The Ashes

Michael Bridgen wrote “Stuart ran an RF cable up from the riser downstairs so we can have the last, deciding day of the Ashes Tests shown through the projector in our meeting room. Exciting!”

Spring-loaded Zooming UI

Tony Garnock-Jones wrote “The fancy new mouse Apple are selling has a neat hardware feature: squeezing the sides together acts like a button click (on some nth button). They combine it, by default, with a kind of okayish software feature: squeezing the new button shows the dashboard until you stop squeezing. Looking at CellDesigner‘s “bird’s eye view” feature…”

JSON for MzScheme, and a Portable Packrat Parsing Combinator library

Tony Garnock-Jones wrote “I’ve taken my Scheme Packrat Parser library, ported it to MzScheme, documented it, and implemented a JSON reader-writer library on top of it. The code is all available under the MIT license. A darcs repository is available at https://www.lshift.net/~tonyg/json-scheme/, or you can grab a snapshot tarball including a PDF version of the documentation. $ darcs…”

How hard can it possibly be?

Tony Garnock-Jones wrote “Using Squeak over recent months, I’ve found myself wanting to move windows back and forth between various projects occasionally. (Projects in Squeak are a kind of hierarchical multiple-desktop setup, where subprojects of a project are displayed as thumbnails in little windows on the desktop, which when clicked, enter the displayed subproject.

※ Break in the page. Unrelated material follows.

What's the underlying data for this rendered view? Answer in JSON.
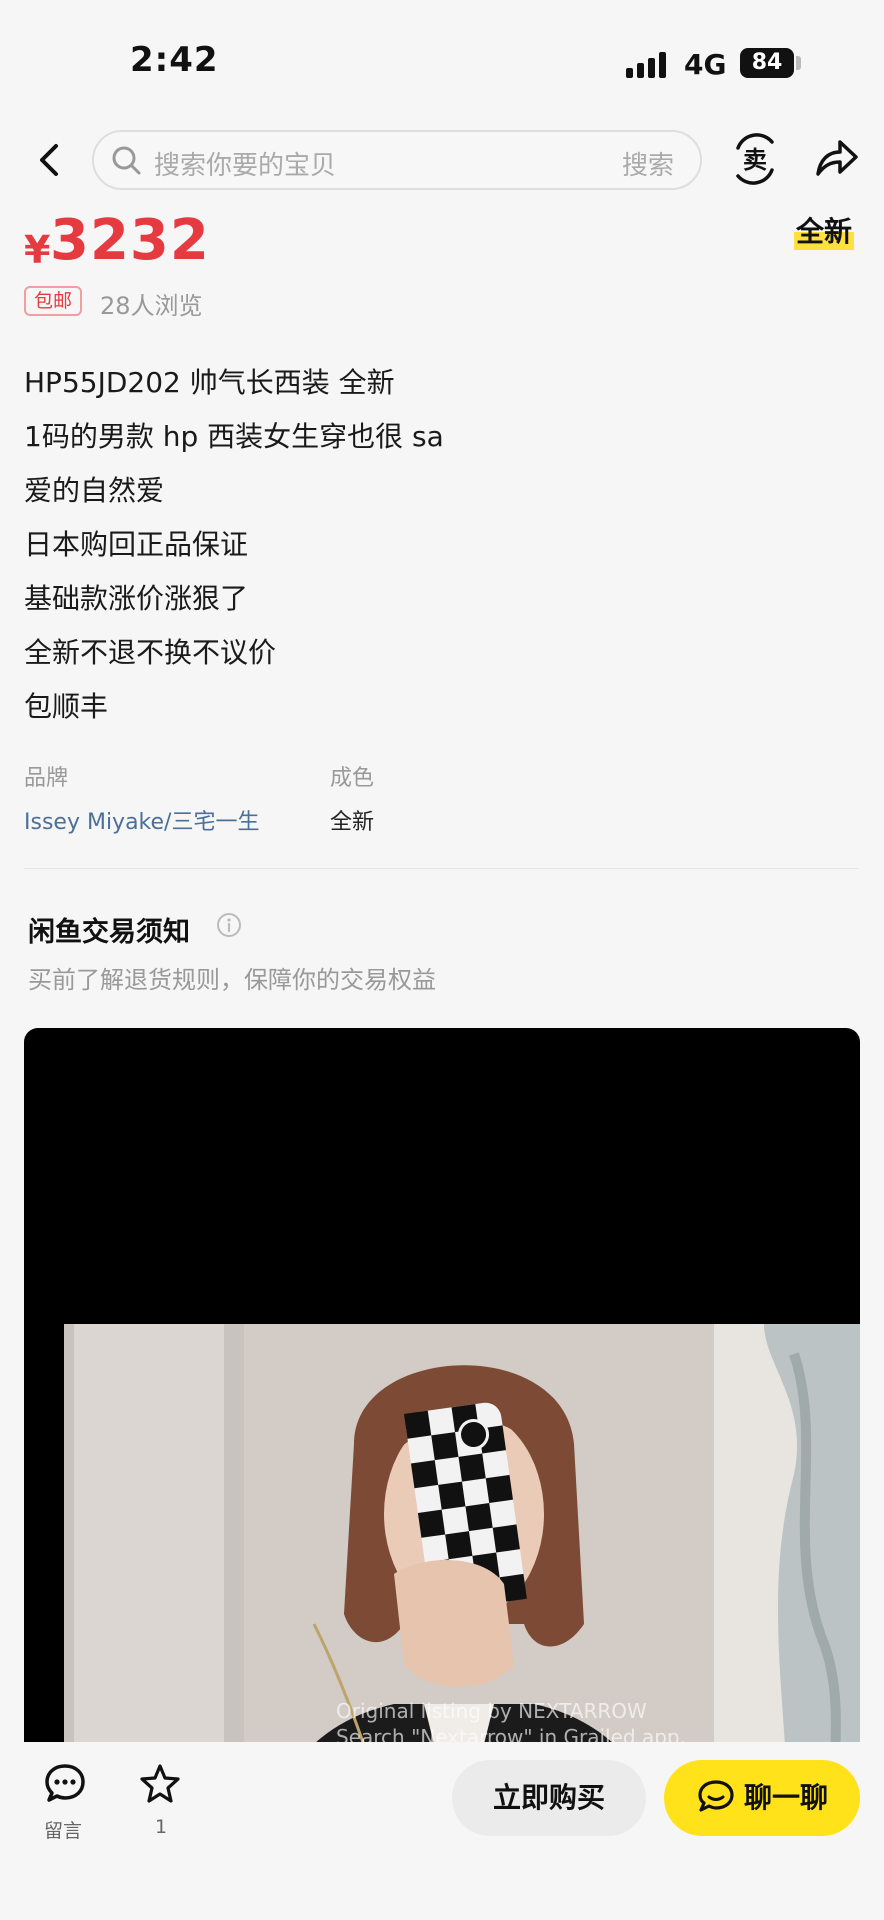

The main desktop menu…”

JSON, Squeak, and Seaside

Tony Garnock-Jones wrote “Today I implemented a JSON reader/writer library for Squeak, and a small extension to Seaside‘s existing LivePage features for doing XMLHttpRequest-based server-push. The JSON code is available on Squeakmap and also via SqueakSource, under either SqueakL (see here) or the MIT license. The Seaside extension is still in flux, but I’ll release something as soon…”

Trivium

Paul Crowley wrote “Of the many new ciphers proposed as part of the ECRYPT Stream Cipher Project, one of the most interesting is Christophe De Cannière and Bart Preneel’s TRIVIUM. TRIVIUM is designed to be very simple, admit a very low gate count implementation in hardware, and be reasonably efficient in both hardware and software, parallelizing in a…”